    Getty Images

    Spieth 'blacked out' after Travelers holeout

    By Will GrayJune 19, 2018, 9:44 pm

    CROMWELL, Conn. – It was perhaps the most-replayed shot (and celebration) of the year.

    Jordan Spieth’s bunker holeout to win the Travelers Championship last year in a playoff over Daniel Berger nearly broke the Internet, as fans relived that raucous chest bump between Spieth and caddie Michael Greller after Spieth threw his wedge and Greller threw his rake.

    Back in Connecticut to defend his title, Spieth admitted that he has watched replays of the scene dozens of times – even if, in the heat of the moment, he wasn’t exactly choreographing every move.


    Travelers Championship: Articles, photos and videos


    “Just that celebration in general, I blacked out,” Spieth said. “It drops and you just react. For me, I’ve had a few instances where I’ve been able to celebrate or react on a 72nd, 73rd hole, 74th hole, whatever it may be, and it just shows how much it means to us.”

    Spieth and Greller’s celebration was so memorable that tournament officials later shipped the rake to Greller as a keepsake. It’s a memory that still draws a smile from the defending champ, whose split-second decision to go for a chest bump over another form of celebration provided an appropriate cap to a high-energy sequence of events.

    “There’s been a lot of pretty bad celebrations on the PGA Tour. There’s been a lot of missed high-fives,” Spieth said. “I’ve been part of plenty of them. Pretty hard to miss when I’m going into Michael for a chest bump.”

    Getty Images

    Pregnant Lewis playing final events before break

    By Randall MellJune 19, 2018, 9:27 pm

    Stacy Lewis will be looking to make the most of her last three starts of 2018 in her annual return to her collegiate roots this week.

    Lewis, due to give birth to her first child on Nov. 3, will tee it up in Friday’s start to the Walmart NW Arkansas Championship at Pinnacle Country Club in Rogers, Arkansas. She won the NCAA individual women’s national title in 2007 while playing at the University of Arkansas. She is planning to play the KPMG Women’s PGA Championship next week and then the Marathon Classic two weeks after that before taking the rest of the year off to get ready for her baby’s arrival.

    Lewis, 33, said she is beginning to feel the effects of being with child.

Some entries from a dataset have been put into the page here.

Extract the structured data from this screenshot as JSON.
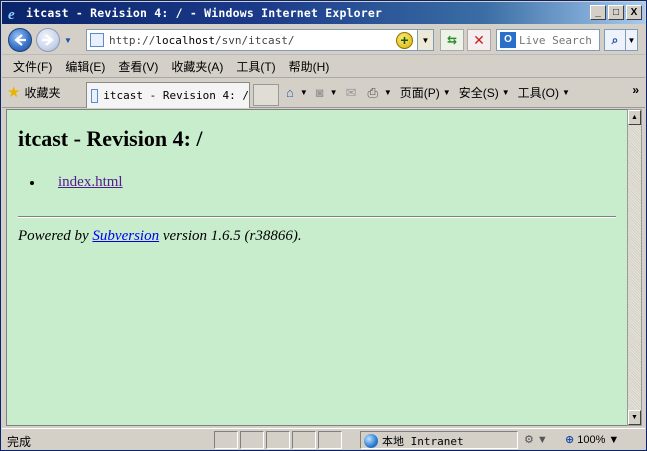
{
  "window": {
    "title": "itcast - Revision 4: / - Windows Internet Explorer",
    "minimize": "_",
    "maximize": "□",
    "close": "X"
  },
  "address_bar": {
    "url_prefix": "http://",
    "url_host": "localhost",
    "url_path": "/svn/itcast/"
  },
  "search": {
    "placeholder": "Live Search",
    "provider_icon": "O"
  },
  "menu": [
    "文件(F)",
    "编辑(E)",
    "查看(V)",
    "收藏夹(A)",
    "工具(T)",
    "帮助(H)"
  ],
  "command_bar": {
    "favorites_label": "收藏夹",
    "tab_title": "itcast - Revision 4: /",
    "page_label": "页面(P)",
    "safety_label": "安全(S)",
    "tools_label": "工具(O)",
    "more": "»"
  },
  "page": {
    "heading": "itcast - Revision 4: /",
    "files": [
      "index.html"
    ],
    "footer_prefix": "Powered by ",
    "footer_link": "Subversion",
    "footer_suffix": " version 1.6.5 (r38866)."
  },
  "status_bar": {
    "status_text": "完成",
    "zone_text": "本地 Intranet",
    "zoom": "100%"
  },
  "colors": {
    "page_background": "#c7edcc",
    "titlebar": "#0a246a",
    "visited_link": "#551a8b",
    "link": "#0000ee"
  },
  "icons": [
    "ie-app-icon",
    "back-icon",
    "forward-icon",
    "page-icon",
    "go-icon",
    "refresh-icon",
    "stop-icon",
    "live-search-icon",
    "search-icon",
    "star-icon",
    "home-icon",
    "rss-icon",
    "mail-icon",
    "print-icon",
    "globe-icon",
    "zoom-icon"
  ]
}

    “Things have definitely gotten harder, I would say, over the last week or so, the heat of the summer and all that,” Lewis said Tuesday. “I'm actually excited. I'm looking forward to the break and being able to decorate the baby's room and do all that kind of stuff and to be a mom - just super excited.”

    Lewis says she is managing her energy levels, but she is eager to compete.

    “Taking a few more naps and resting a little bit more,” she said. “Other than that, the game's been pretty good.”

    Lewis won the Walmart NW Arkansas Championship in 2014, and she was credited with an unofficial title in ’07, while still a senior at Arkansas. That event was reduced to 18 holes because of multiple rain delays. Lewis is a popular alumni still actively involved with the university.